Studies in AD patients and animal models of AD such as in APP/PS1 and TG2576 mice models demonstrate retinal nerve fibre layer thinning and loss of the retinal ganglion cells (RGCs), which is also a hallmark of glaucoma7,19. Furthermore, increased Aβ levels and tau hyperphosphorylation has been identified in both AD as well as in glaucoma retinas20. Targeting Aβ peptide using specific antibodies in glaucoma mice protected against the retinal ganglion cell loss and apoptosis, indicating a pathological role of this protein21. Awareness of the Aβ accumulation in the retinas of AD subjects and AD animal models has led to an increasing body of work exploring biochemical mechanisms and a prospective biomarker role for retinal changes in AD.
Future studies will need to identify retinal changes that are specifically associated with AD pathology and can be effectively distinguished from the retinal deficits observed in glaucoma, AMD and ageing. Potential retinal changes if identified in early stages of AD may play a critical role in improving the disease diagnosis. In more established cases of AD, ocular deficits may be used for non-invasive monitoring of the disease.

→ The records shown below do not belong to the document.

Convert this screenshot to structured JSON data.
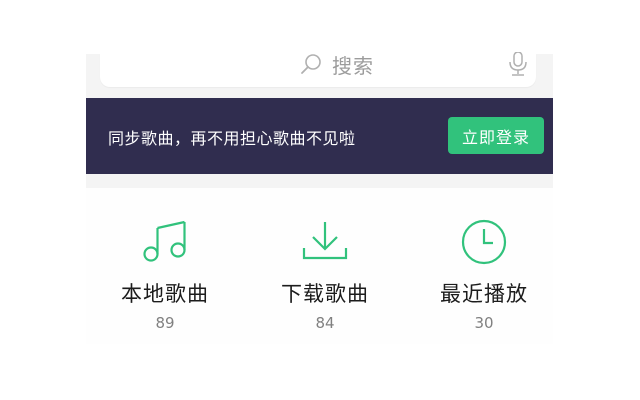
{
  "search": {
    "placeholder": "搜索"
  },
  "banner": {
    "text": "同步歌曲，再不用担心歌曲不见啦",
    "login_label": "立即登录"
  },
  "quick_access": [
    {
      "label": "本地歌曲",
      "count": "89",
      "icon": "music-note-icon"
    },
    {
      "label": "下载歌曲",
      "count": "84",
      "icon": "download-icon"
    },
    {
      "label": "最近播放",
      "count": "30",
      "icon": "clock-icon"
    }
  ],
  "colors": {
    "accent": "#31c27c",
    "banner_bg": "#302d4f",
    "background": "#f4f4f4"
  }
}
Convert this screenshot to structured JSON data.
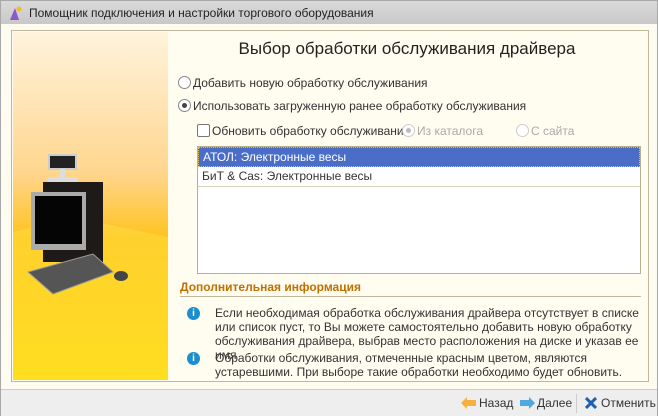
{
  "window": {
    "title": "Помощник подключения и настройки торгового оборудования"
  },
  "heading": "Выбор обработки обслуживания драйвера",
  "options": {
    "add_new": "Добавить новую обработку обслуживания",
    "use_loaded": "Использовать загруженную ранее обработку обслуживания",
    "selected": "use_loaded"
  },
  "update": {
    "label": "Обновить обработку обслуживания",
    "checked": false,
    "from_catalog": "Из каталога",
    "from_site": "С сайта"
  },
  "list": {
    "items": [
      "АТОЛ: Электронные весы",
      "БиТ & Cas: Электронные весы"
    ],
    "selected_index": 0
  },
  "info": {
    "title": "Дополнительная информация",
    "items": [
      "Если необходимая обработка обслуживания драйвера отсутствует в списке или список пуст, то Вы можете самостоятельно добавить новую обработку обслуживания драйвера, выбрав место расположения на диске и указав ее имя",
      "Обработки обслуживания, отмеченные красным цветом, являются устаревшими. При выборе такие обработки необходимо будет обновить."
    ]
  },
  "footer": {
    "back": "Назад",
    "next": "Далее",
    "cancel": "Отменить"
  }
}
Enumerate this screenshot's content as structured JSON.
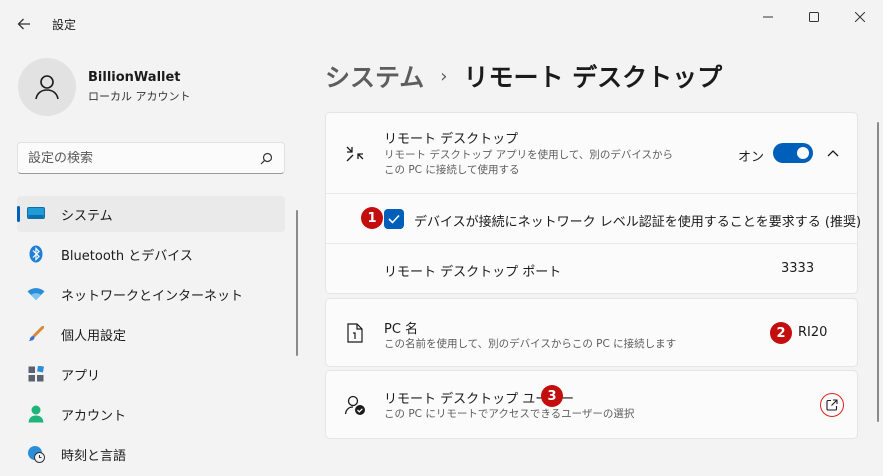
{
  "window": {
    "title": "設定",
    "minimize": "—",
    "maximize": "☐",
    "close": "✕"
  },
  "profile": {
    "name": "BillionWallet",
    "account_type": "ローカル アカウント"
  },
  "search": {
    "placeholder": "設定の検索"
  },
  "sidebar": {
    "items": [
      {
        "label": "システム",
        "icon": "monitor-icon",
        "active": true
      },
      {
        "label": "Bluetooth とデバイス",
        "icon": "bluetooth-icon"
      },
      {
        "label": "ネットワークとインターネット",
        "icon": "wifi-icon"
      },
      {
        "label": "個人用設定",
        "icon": "brush-icon"
      },
      {
        "label": "アプリ",
        "icon": "apps-icon"
      },
      {
        "label": "アカウント",
        "icon": "person-icon"
      },
      {
        "label": "時刻と言語",
        "icon": "globe-clock-icon"
      }
    ]
  },
  "breadcrumb": {
    "parent": "システム",
    "separator": "›",
    "current": "リモート デスクトップ"
  },
  "remote_desktop": {
    "title": "リモート デスクトップ",
    "desc_line1": "リモート デスクトップ アプリを使用して、別のデバイスから",
    "desc_line2": "この PC に接続して使用する",
    "toggle_state": "オン",
    "toggle_on": true,
    "nla_label": "デバイスが接続にネットワーク レベル認証を使用することを要求する (推奨)",
    "nla_checked": true,
    "port_label": "リモート デスクトップ ポート",
    "port_value": "3333"
  },
  "pc_name": {
    "title": "PC 名",
    "desc": "この名前を使用して、別のデバイスからこの PC に接続します",
    "value": "RI20"
  },
  "users": {
    "title": "リモート デスクトップ ユーザー",
    "desc": "この PC にリモートでアクセスできるユーザーの選択"
  },
  "badges": {
    "one": "1",
    "two": "2",
    "three": "3"
  },
  "colors": {
    "accent": "#005fb8",
    "badge": "#c40d0d",
    "background": "#f3f3f3",
    "card": "#fbfbfb"
  }
}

For example, OCT imaging has revealed reduced peripapillary RNFL thickness in AD patients, with thinning of average, superior and inferior GCL compared to the control subjects22-24. Further, detailed analysis of macular quadrants has indicated significantly reduced macular volume as well as loss of the nasal, temporal and inferior region thickness in AD25,26. Retinal imaging studies in larger cohorts of healthy ageing and potential AD subjects demonstrating mild cognitive impairment (MCI) will be helpful to identify biological markers for early diagnosis of the disease and for monitoring the disease progression. Changes in RNFL thickness have previously been reported in MCI subjects by different groups27,28. The molecular changes in the retina and optic nerve at different stages of AD will also provide us useful clues about the way various proteins and biochemical pathways are affected in various stages of disease. This information will help in targeted discovery of alterations in various proteins and molecular networks as a marker of the disease in accessible body fluids. These changes could be associated with either protein expression changes or post-translational modifications, which could then affect various cellular signalling pathways. It is important to highlight that these changes may show a direct correlation with brain pathology linked with AD or may be independent of these changes, but regardless will help to understand the novel mechanisms at the fore-front of AD pathology. Further, every case of AD is different and there may be significant variations between sporadic versus familial types of AD as well as with vascular dementias. We may also hope to expect significant differences in ocular effects of the disease with respect to sex, age and ethnicities. As AD is associated with a wide range of clinical presentations- with the technological advancements neuroscientists and neurologists could truly hope to develop a spectrum of retinal changes connected to AD in the near future.